**WHAT TO WORK ON:**
Return the data below unchanged, without images.

**DATA FOR PROCESSING:**
**********

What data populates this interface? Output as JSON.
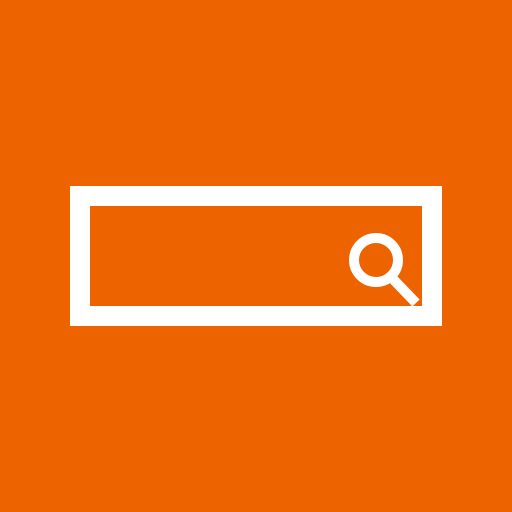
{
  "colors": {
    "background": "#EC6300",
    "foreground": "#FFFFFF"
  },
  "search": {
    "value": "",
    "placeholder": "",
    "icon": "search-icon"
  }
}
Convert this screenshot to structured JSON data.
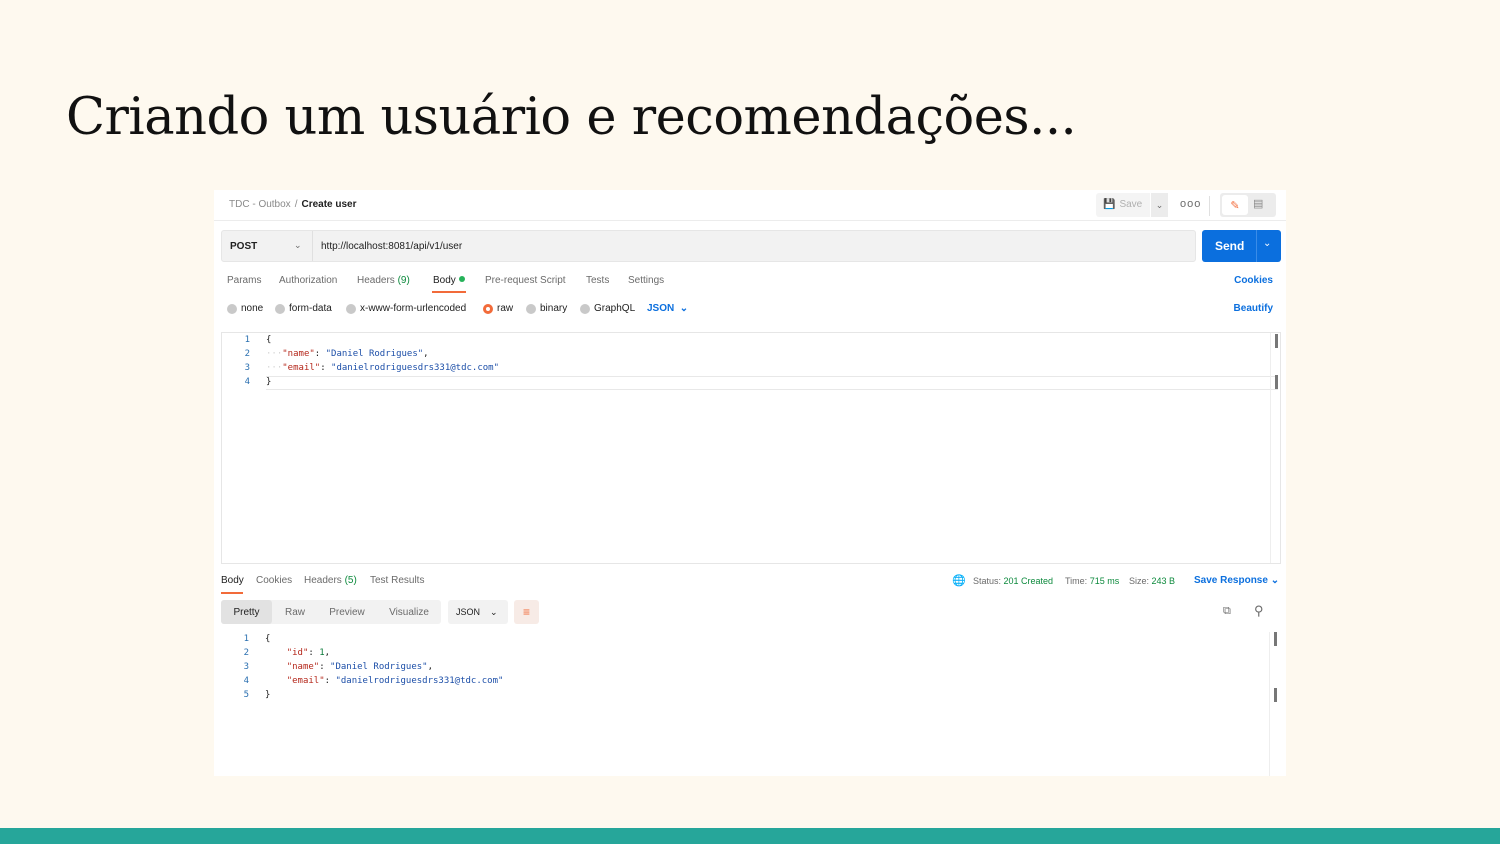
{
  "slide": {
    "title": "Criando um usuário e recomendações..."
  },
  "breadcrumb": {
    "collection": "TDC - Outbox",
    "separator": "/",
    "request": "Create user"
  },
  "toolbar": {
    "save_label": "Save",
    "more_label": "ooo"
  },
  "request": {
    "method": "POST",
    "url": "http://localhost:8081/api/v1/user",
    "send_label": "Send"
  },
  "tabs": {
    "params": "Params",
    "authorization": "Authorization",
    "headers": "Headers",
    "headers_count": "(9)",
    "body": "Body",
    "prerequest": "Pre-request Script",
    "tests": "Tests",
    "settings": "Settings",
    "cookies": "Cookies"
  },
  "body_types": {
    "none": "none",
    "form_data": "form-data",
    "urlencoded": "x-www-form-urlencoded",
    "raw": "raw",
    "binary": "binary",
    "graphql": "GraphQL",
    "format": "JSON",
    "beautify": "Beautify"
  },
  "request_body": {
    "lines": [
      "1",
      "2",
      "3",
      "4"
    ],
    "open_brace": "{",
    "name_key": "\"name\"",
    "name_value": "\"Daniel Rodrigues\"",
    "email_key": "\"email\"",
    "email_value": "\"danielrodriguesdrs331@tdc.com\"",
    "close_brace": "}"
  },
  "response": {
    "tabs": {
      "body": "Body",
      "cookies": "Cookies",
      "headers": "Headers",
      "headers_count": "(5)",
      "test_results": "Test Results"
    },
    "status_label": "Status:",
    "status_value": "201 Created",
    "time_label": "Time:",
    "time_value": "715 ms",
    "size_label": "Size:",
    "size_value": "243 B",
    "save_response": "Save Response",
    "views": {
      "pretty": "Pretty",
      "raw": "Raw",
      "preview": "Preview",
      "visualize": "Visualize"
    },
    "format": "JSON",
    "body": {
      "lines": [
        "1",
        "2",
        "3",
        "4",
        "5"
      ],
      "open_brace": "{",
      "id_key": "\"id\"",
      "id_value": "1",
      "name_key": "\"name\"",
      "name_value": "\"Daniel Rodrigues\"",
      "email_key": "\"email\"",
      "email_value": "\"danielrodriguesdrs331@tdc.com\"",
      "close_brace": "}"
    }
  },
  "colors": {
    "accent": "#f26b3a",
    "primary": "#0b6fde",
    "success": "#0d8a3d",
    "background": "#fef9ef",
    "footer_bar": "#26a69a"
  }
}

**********

**ANSWER TO THIS EXERCISE:**
What data populates this interface? Output as JSON.
{
  "colors": {
    "background": "#EC6300",
    "foreground": "#FFFFFF"
  },
  "search": {
    "value": "",
    "placeholder": "",
    "icon": "search-icon"
  }
}
Convert this screenshot to structured JSON data.
{
  "slide": {
    "title": "Criando um usuário e recomendações..."
  },
  "breadcrumb": {
    "collection": "TDC - Outbox",
    "separator": "/",
    "request": "Create user"
  },
  "toolbar": {
    "save_label": "Save",
    "more_label": "ooo"
  },
  "request": {
    "method": "POST",
    "url": "http://localhost:8081/api/v1/user",
    "send_label": "Send"
  },
  "tabs": {
    "params": "Params",
    "authorization": "Authorization",
    "headers": "Headers",
    "headers_count": "(9)",
    "body": "Body",
    "prerequest": "Pre-request Script",
    "tests": "Tests",
    "settings": "Settings",
    "cookies": "Cookies"
  },
  "body_types": {
    "none": "none",
    "form_data": "form-data",
    "urlencoded": "x-www-form-urlencoded",
    "raw": "raw",
    "binary": "binary",
    "graphql": "GraphQL",
    "format": "JSON",
    "beautify": "Beautify"
  },
  "request_body": {
    "lines": [
      "1",
      "2",
      "3",
      "4"
    ],
    "open_brace": "{",
    "name_key": "\"name\"",
    "name_value": "\"Daniel Rodrigues\"",
    "email_key": "\"email\"",
    "email_value": "\"danielrodriguesdrs331@tdc.com\"",
    "close_brace": "}"
  },
  "response": {
    "tabs": {
      "body": "Body",
      "cookies": "Cookies",
      "headers": "Headers",
      "headers_count": "(5)",
      "test_results": "Test Results"
    },
    "status_label": "Status:",
    "status_value": "201 Created",
    "time_label": "Time:",
    "time_value": "715 ms",
    "size_label": "Size:",
    "size_value": "243 B",
    "save_response": "Save Response",
    "views": {
      "pretty": "Pretty",
      "raw": "Raw",
      "preview": "Preview",
      "visualize": "Visualize"
    },
    "format": "JSON",
    "body": {
      "lines": [
        "1",
        "2",
        "3",
        "4",
        "5"
      ],
      "open_brace": "{",
      "id_key": "\"id\"",
      "id_value": "1",
      "name_key": "\"name\"",
      "name_value": "\"Daniel Rodrigues\"",
      "email_key": "\"email\"",
      "email_value": "\"danielrodriguesdrs331@tdc.com\"",
      "close_brace": "}"
    }
  },
  "colors": {
    "accent": "#f26b3a",
    "primary": "#0b6fde",
    "success": "#0d8a3d",
    "background": "#fef9ef",
    "footer_bar": "#26a69a"
  }
}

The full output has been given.